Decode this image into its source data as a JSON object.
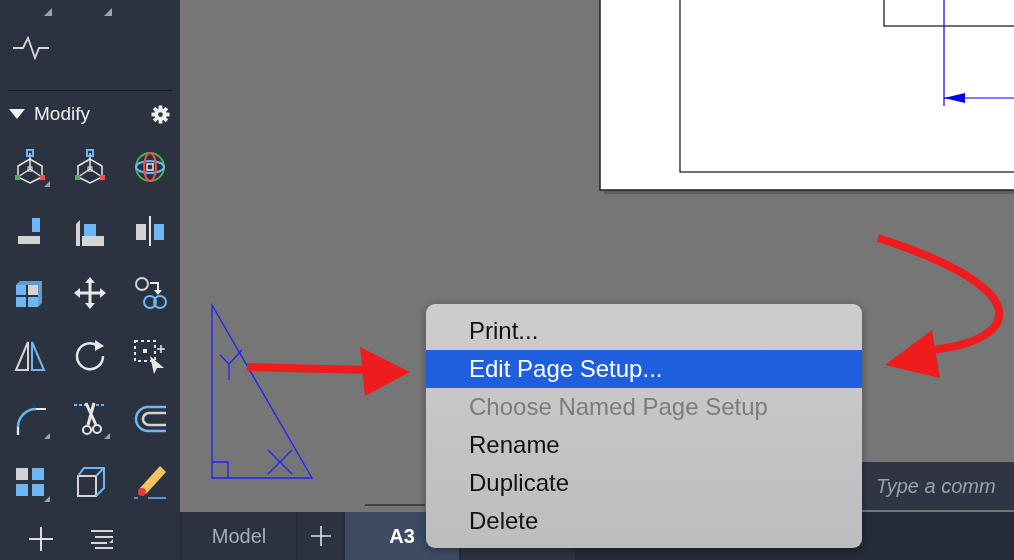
{
  "sidebar": {
    "panel": {
      "title": "Modify",
      "expanded": true
    }
  },
  "command_line": {
    "placeholder": "Type a comm"
  },
  "layout_tabs": [
    {
      "label": "Model",
      "selected": false
    },
    {
      "label": "A3",
      "selected": true
    }
  ],
  "context_menu": {
    "items": [
      {
        "label": "Print...",
        "highlighted": false,
        "disabled": false
      },
      {
        "label": "Edit Page Setup...",
        "highlighted": true,
        "disabled": false
      },
      {
        "label": "Choose Named Page Setup",
        "highlighted": false,
        "disabled": true
      },
      {
        "label": "Rename",
        "highlighted": false,
        "disabled": false
      },
      {
        "label": "Duplicate",
        "highlighted": false,
        "disabled": false
      },
      {
        "label": "Delete",
        "highlighted": false,
        "disabled": false
      }
    ]
  }
}
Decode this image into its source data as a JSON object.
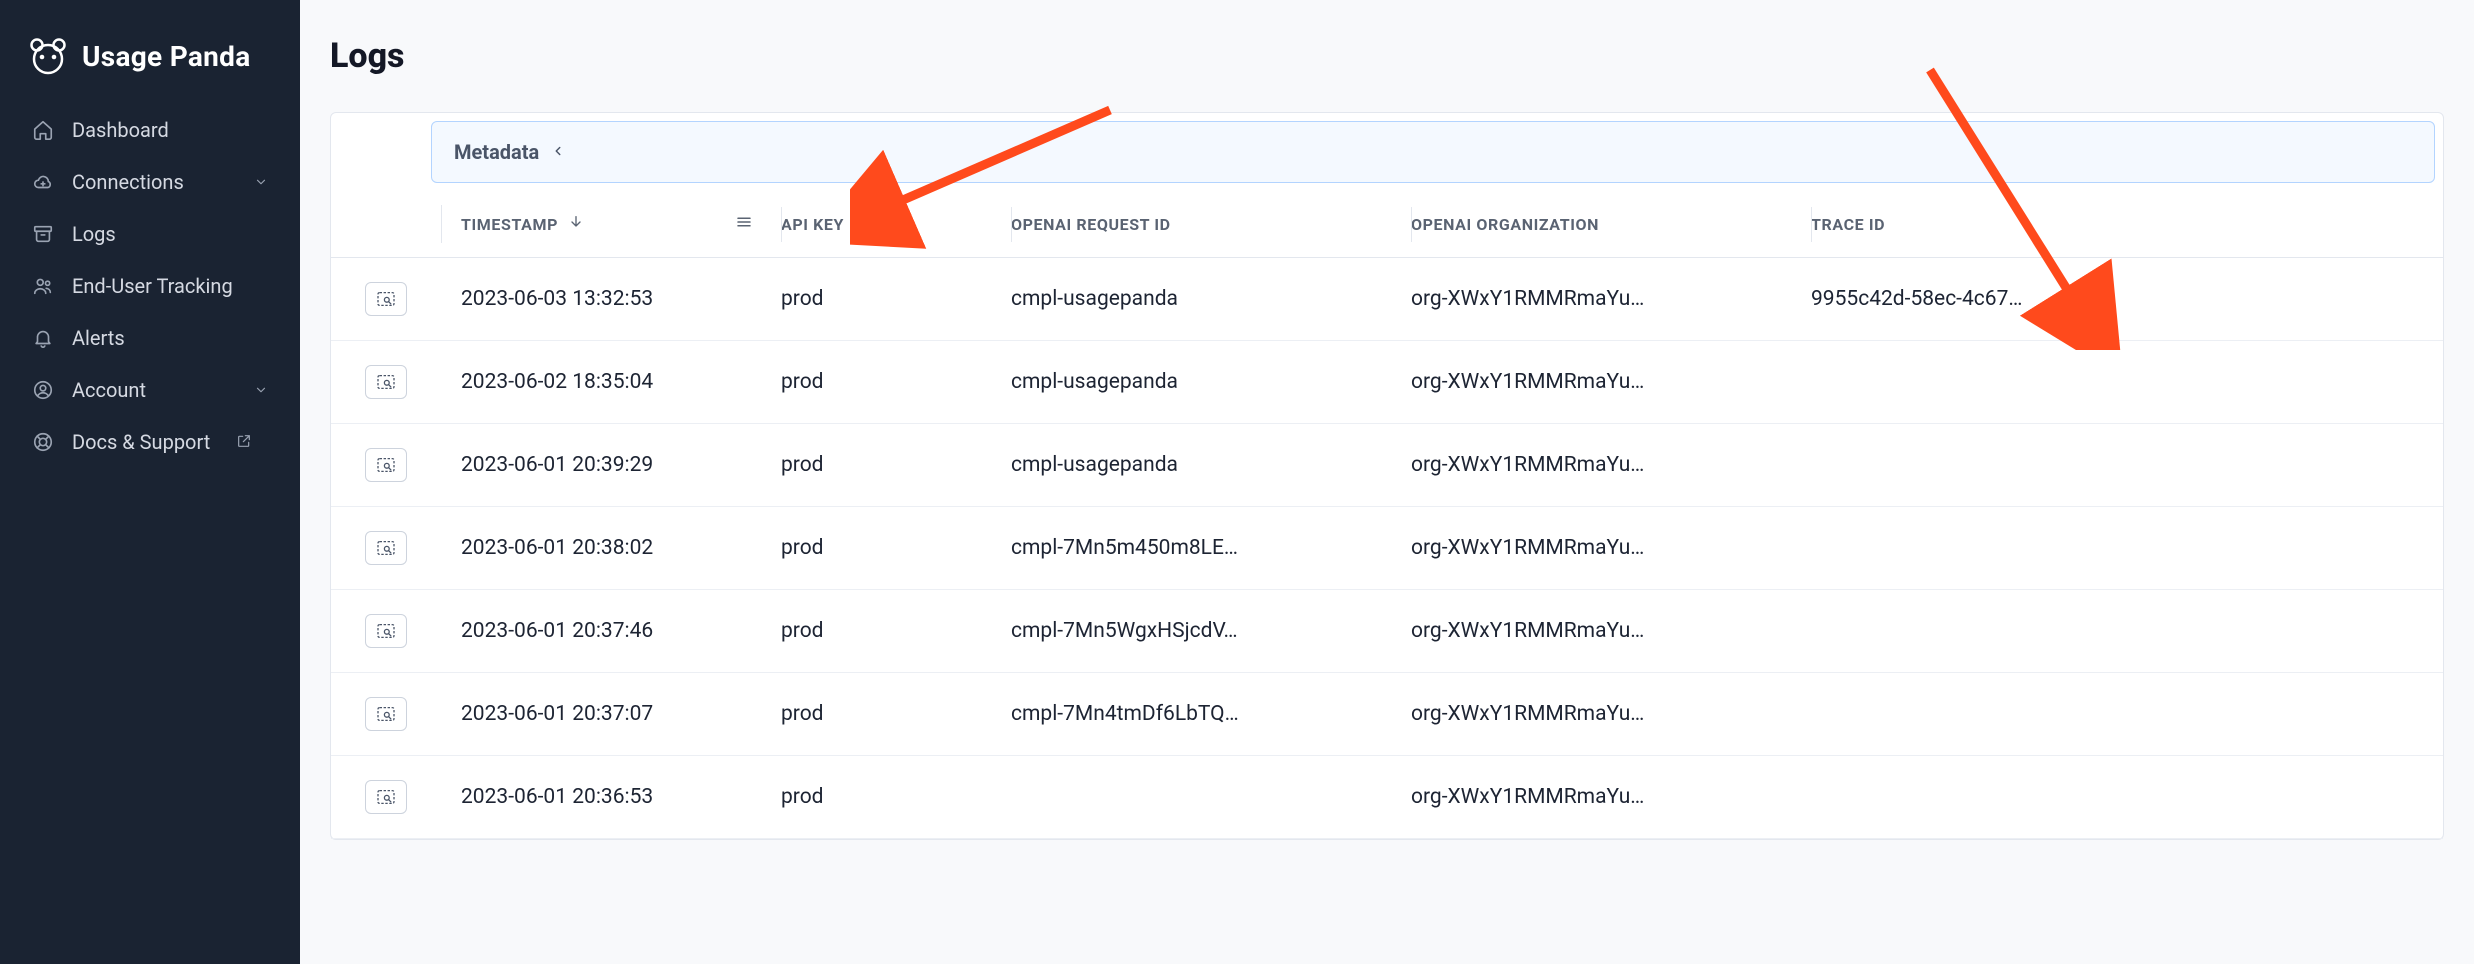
{
  "brand": {
    "name": "Usage Panda"
  },
  "sidebar": {
    "items": [
      {
        "label": "Dashboard",
        "icon": "home-icon",
        "chevron": false,
        "ext": false
      },
      {
        "label": "Connections",
        "icon": "cloud-icon",
        "chevron": true,
        "ext": false
      },
      {
        "label": "Logs",
        "icon": "archive-icon",
        "chevron": false,
        "ext": false
      },
      {
        "label": "End-User Tracking",
        "icon": "users-icon",
        "chevron": false,
        "ext": false
      },
      {
        "label": "Alerts",
        "icon": "bell-icon",
        "chevron": false,
        "ext": false
      },
      {
        "label": "Account",
        "icon": "user-circle-icon",
        "chevron": true,
        "ext": false
      },
      {
        "label": "Docs & Support",
        "icon": "life-ring-icon",
        "chevron": false,
        "ext": true
      }
    ]
  },
  "page": {
    "title": "Logs"
  },
  "metadata_bar": {
    "label": "Metadata"
  },
  "table": {
    "columns": {
      "timestamp": "TIMESTAMP",
      "api_key": "API KEY",
      "request_id": "OPENAI REQUEST ID",
      "organization": "OPENAI ORGANIZATION",
      "trace_id": "TRACE ID"
    },
    "rows": [
      {
        "timestamp": "2023-06-03 13:32:53",
        "api_key": "prod",
        "request_id": "cmpl-usagepanda",
        "organization": "org-XWxY1RMMRmaYu…",
        "trace_id": "9955c42d-58ec-4c67…"
      },
      {
        "timestamp": "2023-06-02 18:35:04",
        "api_key": "prod",
        "request_id": "cmpl-usagepanda",
        "organization": "org-XWxY1RMMRmaYu…",
        "trace_id": ""
      },
      {
        "timestamp": "2023-06-01 20:39:29",
        "api_key": "prod",
        "request_id": "cmpl-usagepanda",
        "organization": "org-XWxY1RMMRmaYu…",
        "trace_id": ""
      },
      {
        "timestamp": "2023-06-01 20:38:02",
        "api_key": "prod",
        "request_id": "cmpl-7Mn5m450m8LE…",
        "organization": "org-XWxY1RMMRmaYu…",
        "trace_id": ""
      },
      {
        "timestamp": "2023-06-01 20:37:46",
        "api_key": "prod",
        "request_id": "cmpl-7Mn5WgxHSjcdV…",
        "organization": "org-XWxY1RMMRmaYu…",
        "trace_id": ""
      },
      {
        "timestamp": "2023-06-01 20:37:07",
        "api_key": "prod",
        "request_id": "cmpl-7Mn4tmDf6LbTQ…",
        "organization": "org-XWxY1RMMRmaYu…",
        "trace_id": ""
      },
      {
        "timestamp": "2023-06-01 20:36:53",
        "api_key": "prod",
        "request_id": "",
        "organization": "org-XWxY1RMMRmaYu…",
        "trace_id": ""
      }
    ]
  },
  "annotations": {
    "arrow_color": "#ff4a1c"
  }
}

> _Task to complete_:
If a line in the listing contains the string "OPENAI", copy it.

> _Exercise answer_:
      "request_id": "OPENAI REQUEST ID",
      "organization": "OPENAI ORGANIZATION",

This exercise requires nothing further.